Garry Macphee, Scotland
I find religious clothing offensive. The priest's collar and the hijab alike. Maybe they should all grow up, face reality and admit that there is no god. The world would be a better, more moral place, if they did.
Tim Wood, London, UK
A thoughtful and intelligent insight into Muslim values and cultures: a pleasant change from the usual stereotypes.
Elizabeth Penny, Wigston
This was an excellent programme which was very effective in trying to put its messages across. It is a shame it was not broadcast before the elections.
I find it worrying that the Muslims featured in tonight's programme are so determined to impose their views in British society. The wearing of such a veil is a separatist action which should not be encouraged in educational establishments. If such an act is required in order to conform to a particular belief or religion, it should take place elsewhere. In countries such as Saudi Arabia, all visitors must conform to the laws of the land and such an equal amount of cultural respect should occur in this country.

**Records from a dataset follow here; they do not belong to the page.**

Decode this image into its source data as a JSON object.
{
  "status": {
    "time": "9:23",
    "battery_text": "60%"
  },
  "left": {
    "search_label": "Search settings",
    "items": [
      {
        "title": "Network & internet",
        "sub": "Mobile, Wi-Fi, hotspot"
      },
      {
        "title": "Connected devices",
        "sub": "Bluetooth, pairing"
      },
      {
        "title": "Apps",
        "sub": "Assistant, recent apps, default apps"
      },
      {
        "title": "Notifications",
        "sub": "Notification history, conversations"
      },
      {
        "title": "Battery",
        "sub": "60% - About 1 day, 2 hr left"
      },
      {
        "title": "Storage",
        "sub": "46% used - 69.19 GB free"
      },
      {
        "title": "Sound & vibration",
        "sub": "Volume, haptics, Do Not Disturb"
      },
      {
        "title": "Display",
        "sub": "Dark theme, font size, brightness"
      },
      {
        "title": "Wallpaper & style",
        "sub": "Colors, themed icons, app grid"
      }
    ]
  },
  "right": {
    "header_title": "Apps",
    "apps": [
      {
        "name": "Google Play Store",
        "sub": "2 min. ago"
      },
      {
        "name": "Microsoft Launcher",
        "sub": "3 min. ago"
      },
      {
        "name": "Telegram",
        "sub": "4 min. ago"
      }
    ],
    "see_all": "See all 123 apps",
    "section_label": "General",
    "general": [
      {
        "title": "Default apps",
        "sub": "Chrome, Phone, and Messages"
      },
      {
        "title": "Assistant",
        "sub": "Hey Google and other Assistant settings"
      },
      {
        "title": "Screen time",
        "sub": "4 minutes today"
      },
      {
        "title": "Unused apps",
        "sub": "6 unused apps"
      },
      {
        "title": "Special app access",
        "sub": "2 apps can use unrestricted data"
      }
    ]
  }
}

Caroline Davies, Manchester, UK
Nobody but nobody should be allowed to wear masks, veils or anything else covering their faces in public places, schools etc.
J. Hoff, Haarlem, the Netherlands
Congratulations Panorama for successfully highlighting the reasons behind the veil. The British public needed to know Islam didn't oppress its women, nor are Muslims all fundamentalists. It also highlighted very well why Islam is the fastest growing religion. Keep up the good work!
Mohammed Lambat, Leeds
I liked the way the programme showed how Muslims can do things which make them confident about having a Muslim identity, but at the same time appreciate that they are part of a wider community.
Rory O'Connor, Staines, England
Why is it that Muslims don't seem to be able to, or want to integrate themselves into the society in which they live in? The Sikh and Hindu communities seem to be able to manage it whilst still retaining their identities and culture.
Darren Mountford, Rugby, UK
Thanks for showing your programme about four Muslim women. It was good to see the other perspective. Thanks
Saara, London, UK
I was very happy to see a documentary put on about such a subject as I feel that it allows the society to understand Muslims better.
Sumaiya Patel, London
The media is making such a big issue regarding the hijab. Inwardly is has deep spiritual meanings, while outwardly, it is simply clothing. In the Sun newspaper during any week, you can go from a picture of a Muslim lady in hijab, to a topless lady from Newcastle. Clearly, its a matter of choice (whether religious or social), and has nothing to do with integration.
Having travelled to the Middle East often, and particularly to Dubai, I have never seen any UK ex-pats make an effort to 'integrate' with local culture and values. Why then are Muslims who live in the UK, and choose to wear the hijab, labelled as people unwilling to integrate?
We should respect the choice people make. This principle is embodied in UK law, but sadly fails to make its way to the streets of this country.
Ahmed, London, UK